This behavior is not a memory leak. Python’s runtime will reuse all of the expanded space when it needs to hold other objects if they are not occupied. However, no other process on the same system can use the memory even if Python decides not to use those spaces. To use an analogy, the runtime behaves like a kid who won’t share toys after using them. That means if a user creates a long running job, such as a web service that happens to allocate many objects under 512 bytes, the memory won’t be returned to the system until the Python process terminates.

To work around this problem, keep Arena space under control by limiting the number of small objects Python uses to create an object list. For example, fetch fewer rows from the database by being more strict on the query filter. However, even with this proper measure, predicting this problem is not easy because it is not easy to observe this behavior from Python code that fetches data using an ORM.

We only saw the bug in Python 2.7 that was shipped with RHEL/CentOS 7.3. Python 2.7.7 or later available on Ubuntu 17.04. Macs do not have this problem as they use later releases. We disclosed this bug to Redhat and the vendor addressed the bug in the RHEL 7.5 release. We appreciate this patch and hope this example highlights our approach to debugging, some of the key decisions to make, and the challenges of writing a scalable application.



Thanks to dynamically typed languages and third-party libraries, engineers can easily build something quickly and implement their ideas without as many obstacles. However, dynamically typed languages combined with lots of libraries introduces too much abstraction that doesn’t necessarily make computers behave as expected from the source code. When building an application that processes a lot of data in parallel, correctness of our mental model is crucial. Application code reflects engineers’ mental models, and if the system does not abide by this model, then it can lead to countless hours spent debugging.
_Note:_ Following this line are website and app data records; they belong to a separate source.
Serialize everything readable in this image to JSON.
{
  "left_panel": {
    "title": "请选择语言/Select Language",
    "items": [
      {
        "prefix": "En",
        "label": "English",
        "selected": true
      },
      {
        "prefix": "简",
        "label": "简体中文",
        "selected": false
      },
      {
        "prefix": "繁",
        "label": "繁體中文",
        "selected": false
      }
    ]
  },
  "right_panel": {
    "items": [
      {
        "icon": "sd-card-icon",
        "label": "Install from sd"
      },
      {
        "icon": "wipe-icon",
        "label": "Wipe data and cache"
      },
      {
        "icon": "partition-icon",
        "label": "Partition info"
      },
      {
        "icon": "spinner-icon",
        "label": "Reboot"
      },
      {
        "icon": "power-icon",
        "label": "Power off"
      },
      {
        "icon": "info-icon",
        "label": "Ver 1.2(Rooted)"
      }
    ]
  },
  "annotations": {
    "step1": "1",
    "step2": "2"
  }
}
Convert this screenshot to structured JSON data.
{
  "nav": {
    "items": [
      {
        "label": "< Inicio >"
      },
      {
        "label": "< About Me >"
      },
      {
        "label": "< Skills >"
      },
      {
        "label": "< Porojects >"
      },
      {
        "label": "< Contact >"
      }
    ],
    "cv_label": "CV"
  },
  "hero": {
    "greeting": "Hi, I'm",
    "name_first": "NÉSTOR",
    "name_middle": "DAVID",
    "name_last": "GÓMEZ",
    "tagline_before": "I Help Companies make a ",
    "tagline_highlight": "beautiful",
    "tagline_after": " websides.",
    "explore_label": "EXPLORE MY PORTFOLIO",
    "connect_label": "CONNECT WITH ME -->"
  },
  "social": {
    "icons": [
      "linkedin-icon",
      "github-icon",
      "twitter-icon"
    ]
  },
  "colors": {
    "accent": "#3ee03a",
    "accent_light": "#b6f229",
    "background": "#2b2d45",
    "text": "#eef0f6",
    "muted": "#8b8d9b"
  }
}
Knowing this, we have migrated most of our components that require high performance and scalability away from Python and into Go. Go’s runtime still provides some level of abstraction, but we find it more efficient, straight forward, and less unexpected or surprising. For the most part, a process implemented in Go behaves according to how it is written. We still use Python when appropriate: writing quick prototypes, small tool development, or small scale work. But new projects will most likely be written in Go.

If you find yourself relying on dynamically typed language and third-party libraries, you should ask yourself if there is any magical behavior or convenience feature that would lead the system to behave differently than expected in your mental model. This gap may be difficult to identify until there is a problem. In the case of the Python bug, we didn’t recognize the deviation from our mental model until it came to our attention that requests weren’t being processed as intended. To ensure our systems behave as intended, we constantly seek ways to limit abstraction and gain efficiencies. While learning a new language such as Go may seem like additional work, we believe it has helped us increase our reliability and productivity, while limiting our time spent debugging through layers of abstraction.